Anyway, below is a little extra bit of trivia that I stumbled across
also in the mid-nineties along with the material in my original post,
since it's similar to that material.

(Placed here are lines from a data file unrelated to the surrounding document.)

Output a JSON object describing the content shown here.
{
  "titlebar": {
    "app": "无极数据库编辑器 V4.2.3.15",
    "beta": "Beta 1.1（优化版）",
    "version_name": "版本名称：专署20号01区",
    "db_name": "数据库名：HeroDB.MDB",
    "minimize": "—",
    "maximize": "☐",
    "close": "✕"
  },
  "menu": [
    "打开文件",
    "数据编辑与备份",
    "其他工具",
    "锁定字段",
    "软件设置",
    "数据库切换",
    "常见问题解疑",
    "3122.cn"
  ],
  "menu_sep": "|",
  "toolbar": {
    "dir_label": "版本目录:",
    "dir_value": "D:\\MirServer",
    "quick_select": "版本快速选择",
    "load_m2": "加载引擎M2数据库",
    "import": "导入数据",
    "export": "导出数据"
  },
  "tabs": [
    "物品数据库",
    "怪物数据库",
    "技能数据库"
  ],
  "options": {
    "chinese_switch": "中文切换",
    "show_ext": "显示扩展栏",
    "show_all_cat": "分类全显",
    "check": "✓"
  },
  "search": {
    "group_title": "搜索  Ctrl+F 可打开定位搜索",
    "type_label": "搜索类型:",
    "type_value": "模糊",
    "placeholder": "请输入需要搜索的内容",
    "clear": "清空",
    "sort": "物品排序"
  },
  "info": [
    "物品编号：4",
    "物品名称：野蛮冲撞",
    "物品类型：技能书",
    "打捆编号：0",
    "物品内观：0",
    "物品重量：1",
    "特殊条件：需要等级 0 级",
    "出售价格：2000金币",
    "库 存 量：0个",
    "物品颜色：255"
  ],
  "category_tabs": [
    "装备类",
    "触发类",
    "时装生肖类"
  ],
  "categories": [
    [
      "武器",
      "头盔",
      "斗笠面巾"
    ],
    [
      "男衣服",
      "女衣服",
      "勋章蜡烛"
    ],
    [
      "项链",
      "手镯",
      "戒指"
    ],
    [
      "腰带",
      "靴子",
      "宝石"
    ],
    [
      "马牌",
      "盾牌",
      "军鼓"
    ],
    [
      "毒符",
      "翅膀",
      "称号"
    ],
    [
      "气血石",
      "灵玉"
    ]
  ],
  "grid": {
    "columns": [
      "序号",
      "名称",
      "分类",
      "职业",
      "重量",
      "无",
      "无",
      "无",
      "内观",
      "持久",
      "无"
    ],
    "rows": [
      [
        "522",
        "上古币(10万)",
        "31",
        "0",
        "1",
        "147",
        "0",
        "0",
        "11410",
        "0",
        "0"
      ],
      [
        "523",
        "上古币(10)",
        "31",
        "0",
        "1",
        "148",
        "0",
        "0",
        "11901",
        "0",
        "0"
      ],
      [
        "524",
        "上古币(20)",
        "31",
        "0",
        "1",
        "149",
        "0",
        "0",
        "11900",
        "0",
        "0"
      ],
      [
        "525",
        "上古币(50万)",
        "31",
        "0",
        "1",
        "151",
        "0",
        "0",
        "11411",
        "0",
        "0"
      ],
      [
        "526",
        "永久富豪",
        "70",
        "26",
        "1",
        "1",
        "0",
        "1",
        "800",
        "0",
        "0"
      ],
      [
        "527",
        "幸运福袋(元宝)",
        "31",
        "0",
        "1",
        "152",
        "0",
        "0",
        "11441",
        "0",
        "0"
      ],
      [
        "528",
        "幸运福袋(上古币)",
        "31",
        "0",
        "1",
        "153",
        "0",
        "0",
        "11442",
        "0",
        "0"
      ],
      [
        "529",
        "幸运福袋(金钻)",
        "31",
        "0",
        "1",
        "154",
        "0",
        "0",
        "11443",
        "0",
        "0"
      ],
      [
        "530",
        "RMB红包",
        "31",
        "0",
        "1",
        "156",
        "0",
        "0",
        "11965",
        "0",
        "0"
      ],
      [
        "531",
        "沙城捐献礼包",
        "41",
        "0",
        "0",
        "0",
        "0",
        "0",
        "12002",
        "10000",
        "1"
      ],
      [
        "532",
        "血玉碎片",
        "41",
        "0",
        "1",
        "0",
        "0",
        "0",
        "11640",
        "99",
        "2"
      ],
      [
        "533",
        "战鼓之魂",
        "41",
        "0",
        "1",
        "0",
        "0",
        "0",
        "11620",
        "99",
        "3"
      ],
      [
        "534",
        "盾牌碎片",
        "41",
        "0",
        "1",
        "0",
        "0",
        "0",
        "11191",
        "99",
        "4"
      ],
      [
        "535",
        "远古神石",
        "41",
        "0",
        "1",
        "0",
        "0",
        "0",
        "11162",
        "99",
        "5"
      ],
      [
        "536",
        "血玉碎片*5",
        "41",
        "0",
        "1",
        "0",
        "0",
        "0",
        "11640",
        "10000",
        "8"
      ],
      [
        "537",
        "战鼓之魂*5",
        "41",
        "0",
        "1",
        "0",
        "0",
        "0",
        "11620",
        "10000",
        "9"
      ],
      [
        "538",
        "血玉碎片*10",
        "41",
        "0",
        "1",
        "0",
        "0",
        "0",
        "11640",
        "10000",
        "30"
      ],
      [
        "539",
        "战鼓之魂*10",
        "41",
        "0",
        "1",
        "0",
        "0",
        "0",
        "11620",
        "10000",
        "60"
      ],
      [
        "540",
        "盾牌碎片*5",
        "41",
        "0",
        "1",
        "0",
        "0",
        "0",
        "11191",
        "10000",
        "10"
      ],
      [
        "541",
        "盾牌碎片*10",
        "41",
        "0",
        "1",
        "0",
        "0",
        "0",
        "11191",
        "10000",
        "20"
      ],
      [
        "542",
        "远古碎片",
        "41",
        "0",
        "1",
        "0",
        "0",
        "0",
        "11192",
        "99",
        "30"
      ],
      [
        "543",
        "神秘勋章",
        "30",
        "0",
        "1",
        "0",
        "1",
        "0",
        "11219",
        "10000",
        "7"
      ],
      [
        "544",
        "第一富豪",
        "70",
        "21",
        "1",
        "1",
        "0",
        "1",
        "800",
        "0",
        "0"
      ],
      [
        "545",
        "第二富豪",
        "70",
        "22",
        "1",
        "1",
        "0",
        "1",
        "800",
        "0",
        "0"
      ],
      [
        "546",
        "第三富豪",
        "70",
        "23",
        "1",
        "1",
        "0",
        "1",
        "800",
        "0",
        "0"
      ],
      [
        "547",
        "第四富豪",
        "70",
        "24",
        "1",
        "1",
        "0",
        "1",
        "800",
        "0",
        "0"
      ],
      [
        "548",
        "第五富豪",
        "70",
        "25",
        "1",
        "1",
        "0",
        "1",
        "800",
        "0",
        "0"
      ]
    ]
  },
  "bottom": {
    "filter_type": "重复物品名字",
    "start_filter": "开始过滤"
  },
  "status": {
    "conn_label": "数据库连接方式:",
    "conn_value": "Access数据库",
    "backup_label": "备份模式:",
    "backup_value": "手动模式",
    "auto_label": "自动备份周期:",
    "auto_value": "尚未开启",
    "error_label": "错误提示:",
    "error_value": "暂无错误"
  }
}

Some have found it a bit of fun
on the side, and I hope that you do, too:

Theorem.

Where a and b are positive integers with b > a:

1) Given prime p = 6a-1 and composite q = 6b-1: p | q if and only if p
| b-a
2) Given prime p = 6a-1 and composite q = 6b+1: p | q if and only if p
| b+a
3) Given prime p = 6a+1 and composite q = 6b-1: p | q if and only if p
| b+a
4) Given prime p = 6a+1 and composite q = 6b+1: p | q if and only if p
| b-a

Proof.

Where n is some positive integer:

1) [p | q] <=> [(6a-1)(6n+1) = (6b-1)] <=> [6(6an-n+a)-1 = 6b-1] <=>
[6an-n+a = b] <=> [(6a-1)n = b-a] <=> [p | b-a]
2) [p | q] <=> [(6a-1)(6n-1) = (6b+1)] <=> [6(6an-n-a)+1 = 6b+1] <=>
[6an-n-a = b] <=> [(6a-1)n = b+a] <=> [p | b+a]
3) [p | q] <=> [(6a+1)(6n-1) = (6b-1)] <=> [6(6an+n-a)-1 = 6b-1] <=>
[6an+n-a = b] <=> [(6a+1)n = b+a] <=> [p | b+a]
4) [p | q] <=> [(6a+1)(6n+1) = (6b+1)] <=> [6(6an+n+a)+1 = 6b+1] <=>
[6an+n+a = b] <=> [(6a+1)n = b-a] <=> [p | b-a]

Paul

Date Subject Author
9/1/03 Paul A. Tanner III
9/1/03 Paul A. Tanner III
8/15/08 LorenP
8/15/08 b92057@yahoo.com
8/17/08 amy666
8/18/08 b92057@yahoo.com
9/2/03 Asger Grunnet